**Exercise**
Locate each line with the string "Enumerate" in the listing below and copy it.
= = = = =
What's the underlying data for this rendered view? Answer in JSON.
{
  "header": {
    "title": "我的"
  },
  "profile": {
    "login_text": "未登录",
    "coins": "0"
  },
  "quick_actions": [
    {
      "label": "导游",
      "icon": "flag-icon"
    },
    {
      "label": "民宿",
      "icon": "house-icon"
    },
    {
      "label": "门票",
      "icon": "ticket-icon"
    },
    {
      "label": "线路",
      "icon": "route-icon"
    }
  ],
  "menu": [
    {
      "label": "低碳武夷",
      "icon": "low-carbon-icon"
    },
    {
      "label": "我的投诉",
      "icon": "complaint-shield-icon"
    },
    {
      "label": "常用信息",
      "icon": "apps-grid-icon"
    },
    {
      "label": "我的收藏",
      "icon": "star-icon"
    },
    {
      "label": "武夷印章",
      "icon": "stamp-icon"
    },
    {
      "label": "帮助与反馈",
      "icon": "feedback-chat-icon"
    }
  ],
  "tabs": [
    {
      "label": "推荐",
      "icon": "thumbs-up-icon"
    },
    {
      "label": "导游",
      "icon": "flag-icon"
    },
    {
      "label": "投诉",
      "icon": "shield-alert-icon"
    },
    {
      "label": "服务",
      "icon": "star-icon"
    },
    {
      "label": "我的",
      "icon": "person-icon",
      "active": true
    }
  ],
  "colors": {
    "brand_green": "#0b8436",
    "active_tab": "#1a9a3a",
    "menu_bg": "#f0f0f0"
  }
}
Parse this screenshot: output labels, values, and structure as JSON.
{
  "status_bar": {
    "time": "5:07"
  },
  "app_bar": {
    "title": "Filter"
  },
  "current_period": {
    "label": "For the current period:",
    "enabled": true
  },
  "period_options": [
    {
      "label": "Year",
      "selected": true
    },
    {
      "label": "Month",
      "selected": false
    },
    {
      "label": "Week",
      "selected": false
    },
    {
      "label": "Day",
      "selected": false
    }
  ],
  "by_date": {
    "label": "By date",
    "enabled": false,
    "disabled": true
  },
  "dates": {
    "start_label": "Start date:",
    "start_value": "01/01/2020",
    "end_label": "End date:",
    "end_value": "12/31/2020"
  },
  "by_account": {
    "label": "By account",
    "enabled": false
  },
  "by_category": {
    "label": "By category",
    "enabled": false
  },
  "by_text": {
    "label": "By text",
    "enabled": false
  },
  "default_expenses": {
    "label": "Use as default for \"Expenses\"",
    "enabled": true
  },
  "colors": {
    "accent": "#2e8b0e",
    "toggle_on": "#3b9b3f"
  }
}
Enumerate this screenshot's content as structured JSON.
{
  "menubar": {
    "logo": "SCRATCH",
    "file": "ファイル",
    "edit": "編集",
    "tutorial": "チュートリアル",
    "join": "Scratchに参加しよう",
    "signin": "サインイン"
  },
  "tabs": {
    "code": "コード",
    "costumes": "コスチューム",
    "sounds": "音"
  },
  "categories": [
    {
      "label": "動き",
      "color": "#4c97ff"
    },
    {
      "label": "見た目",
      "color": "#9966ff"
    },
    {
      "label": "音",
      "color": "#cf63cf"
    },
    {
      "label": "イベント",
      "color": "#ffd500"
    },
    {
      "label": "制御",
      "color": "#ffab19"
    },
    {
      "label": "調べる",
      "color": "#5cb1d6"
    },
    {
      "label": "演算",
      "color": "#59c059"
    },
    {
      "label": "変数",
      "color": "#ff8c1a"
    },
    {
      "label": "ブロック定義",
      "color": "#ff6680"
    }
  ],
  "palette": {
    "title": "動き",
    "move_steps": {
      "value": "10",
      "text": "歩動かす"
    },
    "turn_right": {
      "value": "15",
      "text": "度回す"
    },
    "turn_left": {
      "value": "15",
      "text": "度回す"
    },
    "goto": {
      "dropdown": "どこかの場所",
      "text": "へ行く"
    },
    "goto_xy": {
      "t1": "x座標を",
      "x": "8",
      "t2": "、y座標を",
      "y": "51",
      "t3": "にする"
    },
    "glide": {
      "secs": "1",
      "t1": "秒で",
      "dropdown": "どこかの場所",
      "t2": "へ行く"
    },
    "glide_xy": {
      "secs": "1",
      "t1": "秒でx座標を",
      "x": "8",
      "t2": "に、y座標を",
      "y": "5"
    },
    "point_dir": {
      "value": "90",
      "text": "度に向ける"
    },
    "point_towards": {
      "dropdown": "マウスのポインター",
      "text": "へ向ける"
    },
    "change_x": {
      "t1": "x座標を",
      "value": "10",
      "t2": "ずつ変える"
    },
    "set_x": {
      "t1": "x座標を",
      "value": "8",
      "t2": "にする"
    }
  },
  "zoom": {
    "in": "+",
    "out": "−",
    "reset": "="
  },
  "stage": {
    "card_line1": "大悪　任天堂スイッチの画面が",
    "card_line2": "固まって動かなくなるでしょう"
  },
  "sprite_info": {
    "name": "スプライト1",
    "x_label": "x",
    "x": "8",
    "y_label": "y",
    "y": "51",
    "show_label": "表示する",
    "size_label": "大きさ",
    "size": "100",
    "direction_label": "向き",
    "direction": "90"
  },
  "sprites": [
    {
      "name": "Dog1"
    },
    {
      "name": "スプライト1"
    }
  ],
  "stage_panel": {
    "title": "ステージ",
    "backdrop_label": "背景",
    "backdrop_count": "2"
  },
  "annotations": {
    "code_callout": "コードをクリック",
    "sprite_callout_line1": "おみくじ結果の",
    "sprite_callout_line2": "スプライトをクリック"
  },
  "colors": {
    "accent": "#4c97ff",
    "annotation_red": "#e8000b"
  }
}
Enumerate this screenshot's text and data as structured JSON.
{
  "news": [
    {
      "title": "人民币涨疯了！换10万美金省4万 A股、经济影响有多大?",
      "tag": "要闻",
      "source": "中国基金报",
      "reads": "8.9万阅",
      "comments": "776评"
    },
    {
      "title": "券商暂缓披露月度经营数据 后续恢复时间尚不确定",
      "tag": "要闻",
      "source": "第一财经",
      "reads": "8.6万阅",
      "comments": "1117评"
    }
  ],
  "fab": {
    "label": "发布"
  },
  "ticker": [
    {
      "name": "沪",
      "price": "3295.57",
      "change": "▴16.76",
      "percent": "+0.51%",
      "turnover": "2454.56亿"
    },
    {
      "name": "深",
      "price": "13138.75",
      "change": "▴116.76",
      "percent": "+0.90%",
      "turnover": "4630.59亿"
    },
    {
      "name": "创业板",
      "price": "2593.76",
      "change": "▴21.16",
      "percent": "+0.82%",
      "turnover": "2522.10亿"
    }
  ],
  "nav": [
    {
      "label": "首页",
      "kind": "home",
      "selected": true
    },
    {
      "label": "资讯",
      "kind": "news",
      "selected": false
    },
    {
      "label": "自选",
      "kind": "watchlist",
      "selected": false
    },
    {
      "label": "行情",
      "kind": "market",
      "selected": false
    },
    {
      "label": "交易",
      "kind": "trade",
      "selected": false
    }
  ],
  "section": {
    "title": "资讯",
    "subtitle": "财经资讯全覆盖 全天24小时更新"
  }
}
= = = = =
**Your solution**
Enumerate this screenshot's content as structured JSON.
Enumerate this screenshot's text and data as structured JSON.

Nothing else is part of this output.